EXERCISE DETAILS :: Line by line, retype the material exactly and leave each picture out.

THE INPUT ::

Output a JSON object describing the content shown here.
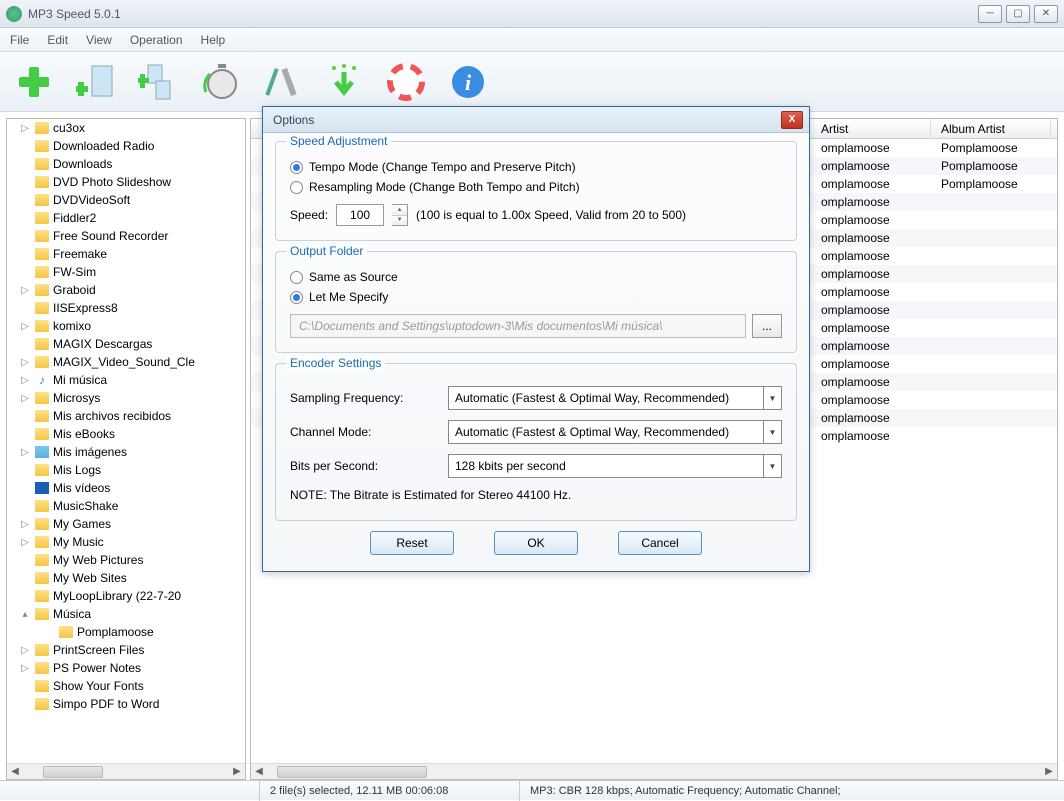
{
  "window": {
    "title": "MP3 Speed 5.0.1"
  },
  "menu": {
    "file": "File",
    "edit": "Edit",
    "view": "View",
    "operation": "Operation",
    "help": "Help"
  },
  "tree": {
    "items": [
      {
        "exp": "▷",
        "icon": "folder",
        "label": "cu3ox"
      },
      {
        "exp": "",
        "icon": "folder",
        "label": "Downloaded Radio"
      },
      {
        "exp": "",
        "icon": "folder",
        "label": "Downloads"
      },
      {
        "exp": "",
        "icon": "folder",
        "label": "DVD Photo Slideshow"
      },
      {
        "exp": "",
        "icon": "folder",
        "label": "DVDVideoSoft"
      },
      {
        "exp": "",
        "icon": "folder",
        "label": "Fiddler2"
      },
      {
        "exp": "",
        "icon": "folder",
        "label": "Free Sound Recorder"
      },
      {
        "exp": "",
        "icon": "folder",
        "label": "Freemake"
      },
      {
        "exp": "",
        "icon": "folder",
        "label": "FW-Sim"
      },
      {
        "exp": "▷",
        "icon": "folder",
        "label": "Graboid"
      },
      {
        "exp": "",
        "icon": "folder",
        "label": "IISExpress8"
      },
      {
        "exp": "▷",
        "icon": "folder",
        "label": "komixo"
      },
      {
        "exp": "",
        "icon": "folder",
        "label": "MAGIX Descargas"
      },
      {
        "exp": "▷",
        "icon": "folder",
        "label": "MAGIX_Video_Sound_Cle"
      },
      {
        "exp": "▷",
        "icon": "music",
        "label": "Mi música"
      },
      {
        "exp": "▷",
        "icon": "folder",
        "label": "Microsys"
      },
      {
        "exp": "",
        "icon": "folder",
        "label": "Mis archivos recibidos"
      },
      {
        "exp": "",
        "icon": "folder",
        "label": "Mis eBooks"
      },
      {
        "exp": "▷",
        "icon": "pic",
        "label": "Mis imágenes"
      },
      {
        "exp": "",
        "icon": "folder",
        "label": "Mis Logs"
      },
      {
        "exp": "",
        "icon": "video",
        "label": "Mis vídeos"
      },
      {
        "exp": "",
        "icon": "folder",
        "label": "MusicShake"
      },
      {
        "exp": "▷",
        "icon": "folder",
        "label": "My Games"
      },
      {
        "exp": "▷",
        "icon": "folder",
        "label": "My Music"
      },
      {
        "exp": "",
        "icon": "folder",
        "label": "My Web Pictures"
      },
      {
        "exp": "",
        "icon": "folder",
        "label": "My Web Sites"
      },
      {
        "exp": "",
        "icon": "folder",
        "label": "MyLoopLibrary (22-7-20"
      },
      {
        "exp": "▴",
        "icon": "folder",
        "label": "Música"
      },
      {
        "exp": "",
        "icon": "folder",
        "label": "Pomplamoose",
        "sub": true
      },
      {
        "exp": "▷",
        "icon": "folder",
        "label": "PrintScreen Files"
      },
      {
        "exp": "▷",
        "icon": "folder",
        "label": "PS Power Notes"
      },
      {
        "exp": "",
        "icon": "folder",
        "label": "Show Your Fonts"
      },
      {
        "exp": "",
        "icon": "folder",
        "label": "Simpo PDF to Word"
      }
    ]
  },
  "list": {
    "columns": {
      "artist": "Artist",
      "album_artist": "Album Artist"
    },
    "rows": [
      {
        "artist": "omplamoose",
        "album_artist": "Pomplamoose"
      },
      {
        "artist": "omplamoose",
        "album_artist": "Pomplamoose"
      },
      {
        "artist": "omplamoose",
        "album_artist": "Pomplamoose"
      },
      {
        "artist": "omplamoose",
        "album_artist": ""
      },
      {
        "artist": "omplamoose",
        "album_artist": ""
      },
      {
        "artist": "omplamoose",
        "album_artist": ""
      },
      {
        "artist": "omplamoose",
        "album_artist": ""
      },
      {
        "artist": "omplamoose",
        "album_artist": ""
      },
      {
        "artist": "omplamoose",
        "album_artist": ""
      },
      {
        "artist": "omplamoose",
        "album_artist": ""
      },
      {
        "artist": "omplamoose",
        "album_artist": ""
      },
      {
        "artist": "omplamoose",
        "album_artist": ""
      },
      {
        "artist": "omplamoose",
        "album_artist": ""
      },
      {
        "artist": "omplamoose",
        "album_artist": ""
      },
      {
        "artist": "omplamoose",
        "album_artist": ""
      },
      {
        "artist": "omplamoose",
        "album_artist": ""
      },
      {
        "artist": "omplamoose",
        "album_artist": ""
      }
    ]
  },
  "dialog": {
    "title": "Options",
    "speed_adj": {
      "legend": "Speed Adjustment",
      "tempo": "Tempo Mode (Change Tempo and Preserve Pitch)",
      "resample": "Resampling Mode (Change Both Tempo and Pitch)",
      "speed_label": "Speed:",
      "speed_value": "100",
      "speed_hint": "(100 is equal to 1.00x Speed, Valid from 20 to 500)"
    },
    "output": {
      "legend": "Output Folder",
      "same": "Same as Source",
      "specify": "Let Me Specify",
      "path": "C:\\Documents and Settings\\uptodown-3\\Mis documentos\\Mi música\\",
      "browse": "..."
    },
    "encoder": {
      "legend": "Encoder Settings",
      "sampling_label": "Sampling Frequency:",
      "sampling_value": "Automatic (Fastest & Optimal Way, Recommended)",
      "channel_label": "Channel Mode:",
      "channel_value": "Automatic (Fastest & Optimal Way, Recommended)",
      "bits_label": "Bits per Second:",
      "bits_value": "128 kbits per second",
      "note": "NOTE: The Bitrate is Estimated  for Stereo 44100 Hz."
    },
    "buttons": {
      "reset": "Reset",
      "ok": "OK",
      "cancel": "Cancel"
    }
  },
  "status": {
    "selection": "2 file(s) selected, 12.11 MB    00:06:08",
    "format": "MP3:  CBR 128 kbps; Automatic Frequency; Automatic Channel;"
  }
}
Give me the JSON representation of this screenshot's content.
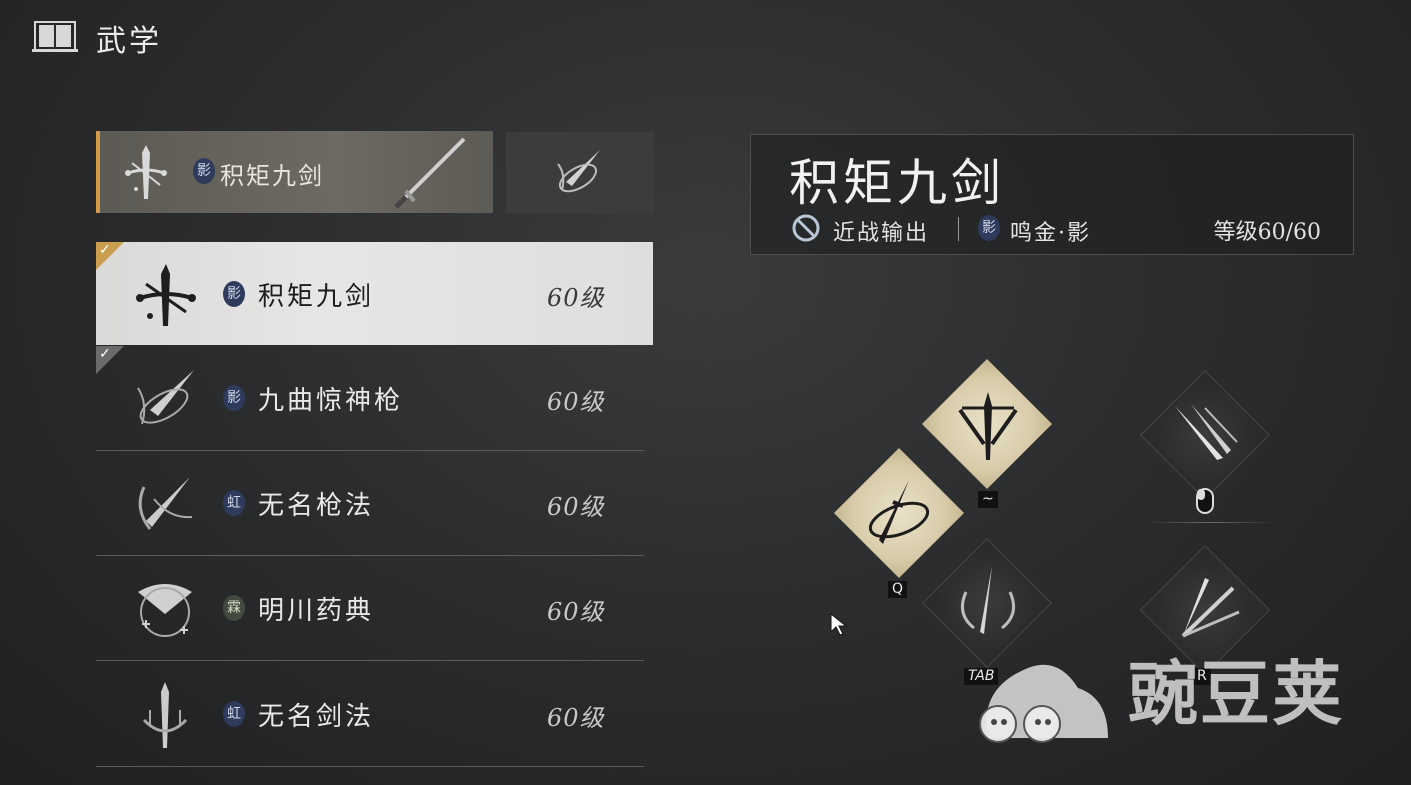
{
  "header": {
    "title": "武学",
    "icon": "book-icon"
  },
  "equipped": {
    "name": "积矩九剑",
    "badge": "影",
    "icon": "sword-skill-icon",
    "weapon_icon": "sword-weapon-icon"
  },
  "secondary_slot": {
    "icon": "spear-skill-icon"
  },
  "skills": [
    {
      "name": "积矩九剑",
      "badge": "影",
      "level": "60级",
      "selected": true,
      "equipped": true,
      "icon": "sword-skill-icon"
    },
    {
      "name": "九曲惊神枪",
      "badge": "影",
      "level": "60级",
      "selected": false,
      "equipped": true,
      "icon": "spear-skill-icon"
    },
    {
      "name": "无名枪法",
      "badge": "虹",
      "level": "60级",
      "selected": false,
      "equipped": false,
      "icon": "spear-skill-icon"
    },
    {
      "name": "明川药典",
      "badge": "霖",
      "level": "60级",
      "selected": false,
      "equipped": false,
      "icon": "fan-skill-icon"
    },
    {
      "name": "无名剑法",
      "badge": "虹",
      "level": "60级",
      "selected": false,
      "equipped": false,
      "icon": "sword-skill-icon"
    }
  ],
  "detail": {
    "title": "积矩九剑",
    "role": "近战输出",
    "school_badge": "影",
    "school": "鸣金·影",
    "grade": "等级60/60"
  },
  "abilities": {
    "key_tilde": "~",
    "key_q": "Q",
    "key_tab": "TAB",
    "key_r": "R"
  },
  "watermark": {
    "text": "豌豆荚"
  },
  "colors": {
    "accent": "#d39a45",
    "badge_blue": "#2e3b5c",
    "selected_bg": "#e2e2e1",
    "gold_diamond": "#d8ccaa"
  }
}
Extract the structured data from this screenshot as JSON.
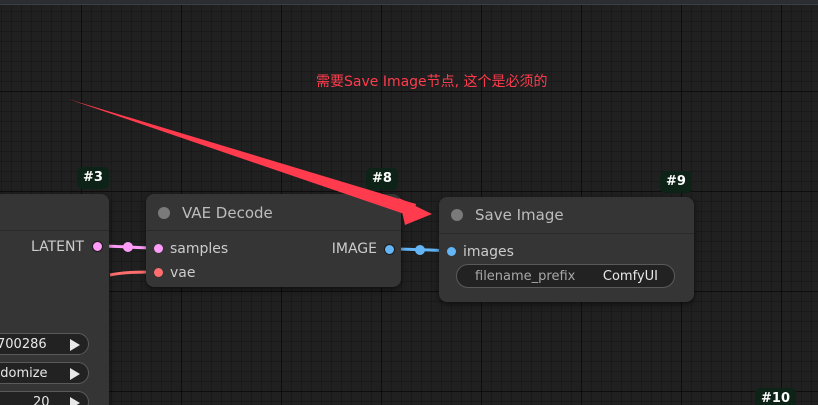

SOLUTION BELOW ::
Output a JSON object describing the content shown here.
{
  "window": {
    "title": "MP3 Speed 5.0.1"
  },
  "menu": {
    "file": "File",
    "edit": "Edit",
    "view": "View",
    "operation": "Operation",
    "help": "Help"
  },
  "tree": {
    "items": [
      {
        "exp": "▷",
        "icon": "folder",
        "label": "cu3ox"
      },
      {
        "exp": "",
        "icon": "folder",
        "label": "Downloaded Radio"
      },
      {
        "exp": "",
        "icon": "folder",
        "label": "Downloads"
      },
      {
        "exp": "",
        "icon": "folder",
        "label": "DVD Photo Slideshow"
      },
      {
        "exp": "",
        "icon": "folder",
        "label": "DVDVideoSoft"
      },
      {
        "exp": "",
        "icon": "folder",
        "label": "Fiddler2"
      },
      {
        "exp": "",
        "icon": "folder",
        "label": "Free Sound Recorder"
      },
      {
        "exp": "",
        "icon": "folder",
        "label": "Freemake"
      },
      {
        "exp": "",
        "icon": "folder",
        "label": "FW-Sim"
      },
      {
        "exp": "▷",
        "icon": "folder",
        "label": "Graboid"
      },
      {
        "exp": "",
        "icon": "folder",
        "label": "IISExpress8"
      },
      {
        "exp": "▷",
        "icon": "folder",
        "label": "komixo"
      },
      {
        "exp": "",
        "icon": "folder",
        "label": "MAGIX Descargas"
      },
      {
        "exp": "▷",
        "icon": "folder",
        "label": "MAGIX_Video_Sound_Cle"
      },
      {
        "exp": "▷",
        "icon": "music",
        "label": "Mi música"
      },
      {
        "exp": "▷",
        "icon": "folder",
        "label": "Microsys"
      },
      {
        "exp": "",
        "icon": "folder",
        "label": "Mis archivos recibidos"
      },
      {
        "exp": "",
        "icon": "folder",
        "label": "Mis eBooks"
      },
      {
        "exp": "▷",
        "icon": "pic",
        "label": "Mis imágenes"
      },
      {
        "exp": "",
        "icon": "folder",
        "label": "Mis Logs"
      },
      {
        "exp": "",
        "icon": "video",
        "label": "Mis vídeos"
      },
      {
        "exp": "",
        "icon": "folder",
        "label": "MusicShake"
      },
      {
        "exp": "▷",
        "icon": "folder",
        "label": "My Games"
      },
      {
        "exp": "▷",
        "icon": "folder",
        "label": "My Music"
      },
      {
        "exp": "",
        "icon": "folder",
        "label": "My Web Pictures"
      },
      {
        "exp": "",
        "icon": "folder",
        "label": "My Web Sites"
      },
      {
        "exp": "",
        "icon": "folder",
        "label": "MyLoopLibrary (22-7-20"
      },
      {
        "exp": "▴",
        "icon": "folder",
        "label": "Música"
      },
      {
        "exp": "",
        "icon": "folder",
        "label": "Pomplamoose",
        "sub": true
      },
      {
        "exp": "▷",
        "icon": "folder",
        "label": "PrintScreen Files"
      },
      {
        "exp": "▷",
        "icon": "folder",
        "label": "PS Power Notes"
      },
      {
        "exp": "",
        "icon": "folder",
        "label": "Show Your Fonts"
      },
      {
        "exp": "",
        "icon": "folder",
        "label": "Simpo PDF to Word"
      }
    ]
  },
  "list": {
    "columns": {
      "artist": "Artist",
      "album_artist": "Album Artist"
    },
    "rows": [
      {
        "artist": "omplamoose",
        "album_artist": "Pomplamoose"
      },
      {
        "artist": "omplamoose",
        "album_artist": "Pomplamoose"
      },
      {
        "artist": "omplamoose",
        "album_artist": "Pomplamoose"
      },
      {
        "artist": "omplamoose",
        "album_artist": ""
      },
      {
        "artist": "omplamoose",
        "album_artist": ""
      },
      {
        "artist": "omplamoose",
        "album_artist": ""
      },
      {
        "artist": "omplamoose",
        "album_artist": ""
      },
      {
        "artist": "omplamoose",
        "album_artist": ""
      },
      {
        "artist": "omplamoose",
        "album_artist": ""
      },
      {
        "artist": "omplamoose",
        "album_artist": ""
      },
      {
        "artist": "omplamoose",
        "album_artist": ""
      },
      {
        "artist": "omplamoose",
        "album_artist": ""
      },
      {
        "artist": "omplamoose",
        "album_artist": ""
      },
      {
        "artist": "omplamoose",
        "album_artist": ""
      },
      {
        "artist": "omplamoose",
        "album_artist": ""
      },
      {
        "artist": "omplamoose",
        "album_artist": ""
      },
      {
        "artist": "omplamoose",
        "album_artist": ""
      }
    ]
  },
  "dialog": {
    "title": "Options",
    "speed_adj": {
      "legend": "Speed Adjustment",
      "tempo": "Tempo Mode (Change Tempo and Preserve Pitch)",
      "resample": "Resampling Mode (Change Both Tempo and Pitch)",
      "speed_label": "Speed:",
      "speed_value": "100",
      "speed_hint": "(100 is equal to 1.00x Speed, Valid from 20 to 500)"
    },
    "output": {
      "legend": "Output Folder",
      "same": "Same as Source",
      "specify": "Let Me Specify",
      "path": "C:\\Documents and Settings\\uptodown-3\\Mis documentos\\Mi música\\",
      "browse": "..."
    },
    "encoder": {
      "legend": "Encoder Settings",
      "sampling_label": "Sampling Frequency:",
      "sampling_value": "Automatic (Fastest & Optimal Way, Recommended)",
      "channel_label": "Channel Mode:",
      "channel_value": "Automatic (Fastest & Optimal Way, Recommended)",
      "bits_label": "Bits per Second:",
      "bits_value": "128 kbits per second",
      "note": "NOTE: The Bitrate is Estimated  for Stereo 44100 Hz."
    },
    "buttons": {
      "reset": "Reset",
      "ok": "OK",
      "cancel": "Cancel"
    }
  },
  "status": {
    "selection": "2 file(s) selected, 12.11 MB    00:06:08",
    "format": "MP3:  CBR 128 kbps; Automatic Frequency; Automatic Channel;"
  }
}
Give me the JSON representation of this screenshot's content.
{
  "header": {
    "title": "武学",
    "icon": "book-icon"
  },
  "equipped": {
    "name": "积矩九剑",
    "badge": "影",
    "icon": "sword-skill-icon",
    "weapon_icon": "sword-weapon-icon"
  },
  "secondary_slot": {
    "icon": "spear-skill-icon"
  },
  "skills": [
    {
      "name": "积矩九剑",
      "badge": "影",
      "level": "60级",
      "selected": true,
      "equipped": true,
      "icon": "sword-skill-icon"
    },
    {
      "name": "九曲惊神枪",
      "badge": "影",
      "level": "60级",
      "selected": false,
      "equipped": true,
      "icon": "spear-skill-icon"
    },
    {
      "name": "无名枪法",
      "badge": "虹",
      "level": "60级",
      "selected": false,
      "equipped": false,
      "icon": "spear-skill-icon"
    },
    {
      "name": "明川药典",
      "badge": "霖",
      "level": "60级",
      "selected": false,
      "equipped": false,
      "icon": "fan-skill-icon"
    },
    {
      "name": "无名剑法",
      "badge": "虹",
      "level": "60级",
      "selected": false,
      "equipped": false,
      "icon": "sword-skill-icon"
    }
  ],
  "detail": {
    "title": "积矩九剑",
    "role": "近战输出",
    "school_badge": "影",
    "school": "鸣金·影",
    "grade": "等级60/60"
  },
  "abilities": {
    "key_tilde": "~",
    "key_q": "Q",
    "key_tab": "TAB",
    "key_r": "R"
  },
  "watermark": {
    "text": "豌豆荚"
  },
  "colors": {
    "accent": "#d39a45",
    "badge_blue": "#2e3b5c",
    "selected_bg": "#e2e2e1",
    "gold_diamond": "#d8ccaa"
  }
}
Extract the structured data from this screenshot as JSON.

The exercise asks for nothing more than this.